Without going into the details of the proposed legislation, the above illustrations will serve to indicate its theory. Now, the question arises, Is such legislation possible at this time? The law requires us to maintain our gold reserves at 40 per cent. We now have about 82 per cent, and in order to make this plan feasible without unduly weighing the dollar it will be necessary to legislate for a required gold reserve of about 70. It is, therefore, difficult to have passed such legislation at this time, but in the various discussions concerning stabilization caused by this proposed legislation various alternatives have been suggested, such as a legislative direction by Congress to the Federal Reserve Board to have raised rediscount rates in the Federal reserve banks Digitized for FRASER http://fraser.stlouisfed.org/ Federal Reserve Bank of St. Louis STABILIZATION 327 when the index number is rising and reduce them when the index number is falling and in that way tend on the one hand to discourage unhealthy expansion and on the other hand to make money easy when business is not so good and thus tend to stimulate it. Another proposal is legislation requiring the Federal Reserve Board to have the reserve banks put securities on the market and thus tend to draw money from active circulation when the index number is rising and to buy them up and thus put money in circulation for business when the index number is falling.

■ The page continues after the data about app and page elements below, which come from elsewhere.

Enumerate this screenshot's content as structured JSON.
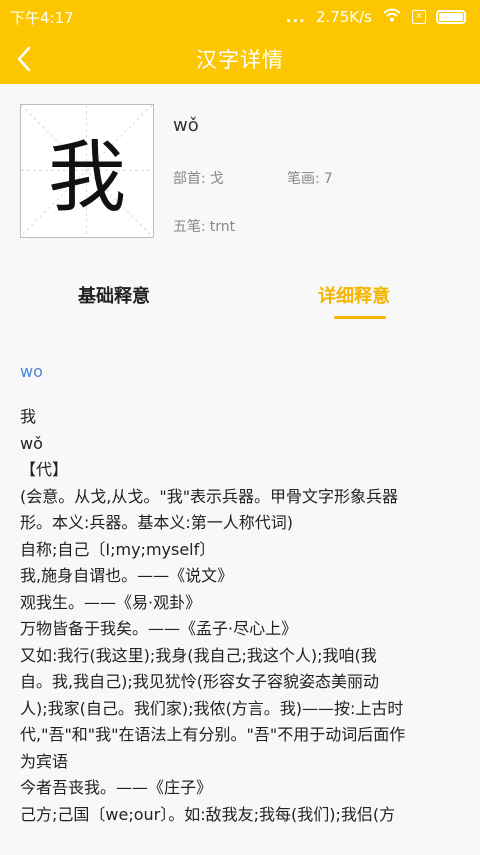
{
  "status": {
    "time": "下午4:17",
    "signal_dots": "...",
    "speed": "2.75K/s",
    "sim_label": "x"
  },
  "nav": {
    "title": "汉字详情",
    "back_icon": "chevron-left-icon"
  },
  "character": {
    "glyph": "我",
    "pinyin": "wǒ",
    "radical_label": "部首:",
    "radical": "戈",
    "strokes_label": "笔画:",
    "strokes": "7",
    "wubi_label": "五笔:",
    "wubi": "trnt"
  },
  "tabs": [
    {
      "label": "基础释意",
      "active": false
    },
    {
      "label": "详细释意",
      "active": true
    }
  ],
  "detail": {
    "link": "wo",
    "lines": [
      "我",
      "wǒ",
      "【代】",
      "(会意。从戈,从戈。\"我\"表示兵器。甲骨文字形象兵器",
      "形。本义:兵器。基本义:第一人称代词)",
      "自称;自己〔I;my;myself〕",
      "我,施身自谓也。——《说文》",
      "观我生。——《易·观卦》",
      "万物皆备于我矣。——《孟子·尽心上》",
      "又如:我行(我这里);我身(我自己;我这个人);我咱(我",
      "自。我,我自己);我见犹怜(形容女子容貌姿态美丽动",
      "人);我家(自己。我们家);我侬(方言。我)——按:上古时",
      "代,\"吾\"和\"我\"在语法上有分别。\"吾\"不用于动词后面作",
      "为宾语",
      "今者吾丧我。——《庄子》",
      "己方;己国〔we;our〕。如:敌我友;我每(我们);我侣(方"
    ]
  },
  "colors": {
    "accent": "#fcc700",
    "tab_active": "#f4b400",
    "link": "#4a86d8"
  }
}
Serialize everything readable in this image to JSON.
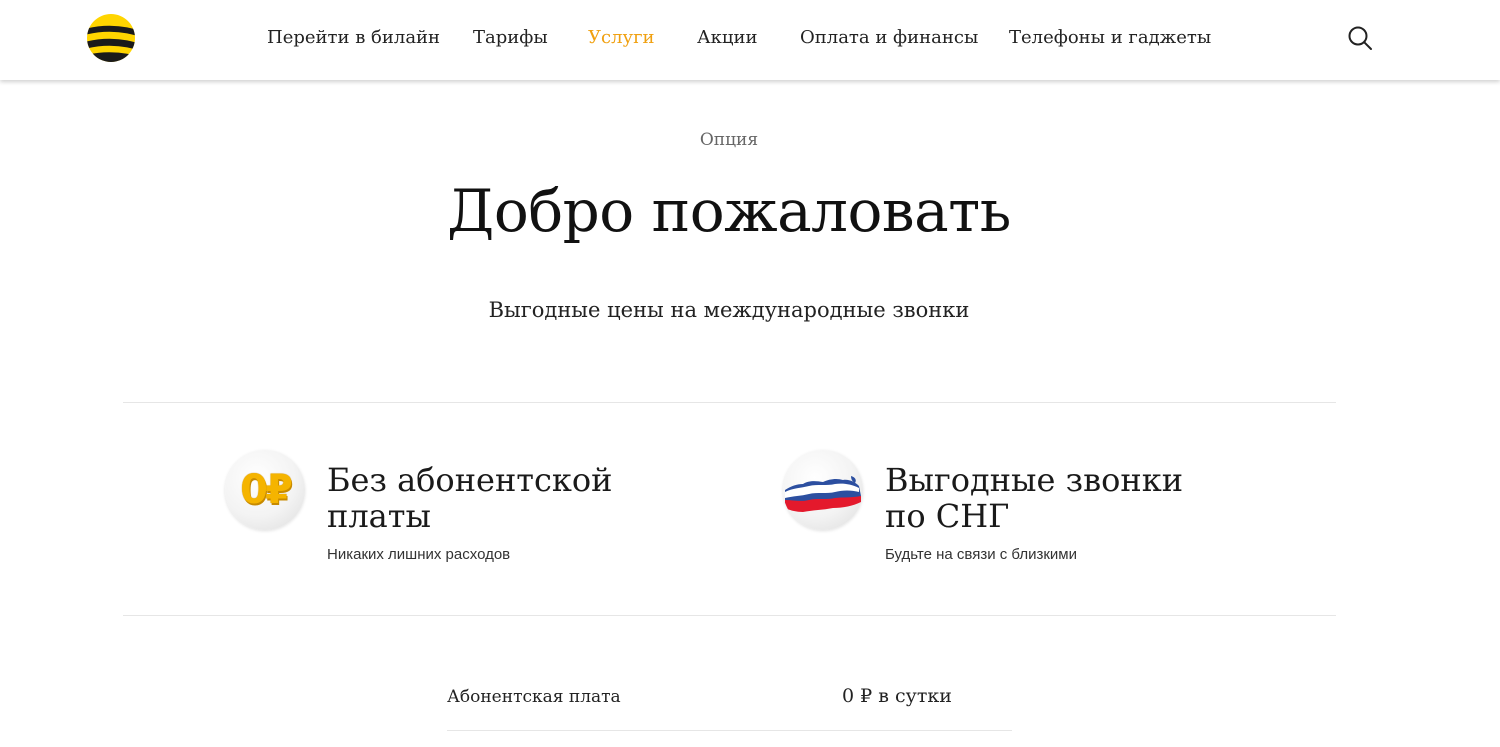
{
  "header": {
    "nav": [
      {
        "label": "Перейти в билайн",
        "active": false
      },
      {
        "label": "Тарифы",
        "active": false
      },
      {
        "label": "Услуги",
        "active": true
      },
      {
        "label": "Акции",
        "active": false
      },
      {
        "label": "Оплата и финансы",
        "active": false
      },
      {
        "label": "Телефоны и гаджеты",
        "active": false
      }
    ],
    "search_icon": "search-icon"
  },
  "hero": {
    "eyebrow": "Опция",
    "title": "Добро пожаловать",
    "subtitle": "Выгодные цены на международные звонки"
  },
  "features": [
    {
      "icon": "zero-ruble-icon",
      "icon_text": "0₽",
      "title": "Без абонентской платы",
      "description": "Никаких лишних расходов"
    },
    {
      "icon": "russia-map-icon",
      "title": "Выгодные звонки по СНГ",
      "description": "Будьте на связи с близкими"
    }
  ],
  "pricing": [
    {
      "label": "Абонентская плата",
      "value": "0 ₽ в сутки"
    }
  ],
  "colors": {
    "brand_yellow": "#FFD500",
    "active_nav": "#F0A010",
    "text": "#1F1F1F"
  }
}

In considering the necessity of legislation, let us go over for a minute what happened in 1923. At that time the mental attitude of the country regarding economic conditions was the attitude of a people who had just been through a period of unhealthy inflation and drastic and stupefying deflation and corresponded to the way people feel about a war just after the war is over. We would never have wars if people kept in the same frame of mind they are in just after one is over. In 1923 we were cautious, not because we are habitually wise enough to be cautious, but because and only because we had just had our lesson. Various banks in their monthly letters during 1923 gave reminders of the disasters of 1920; the monthly letters of the National City Bank of New York, for example, one of the most widely read of economic bulletins, in January advised business men to operate with caution. In February it remarked that business men " are following conservative policies and showing little inclination to become extended, which is the part of wisdom in present conditions." In March it warned its readers that every upward movement is in danger of running away. In April it again called attention to the danger of inflation. " The industries of the country," it declared, " are already working practically at capacity or to the limit of the labor supply. Under this condition they can not use more credit to advantage."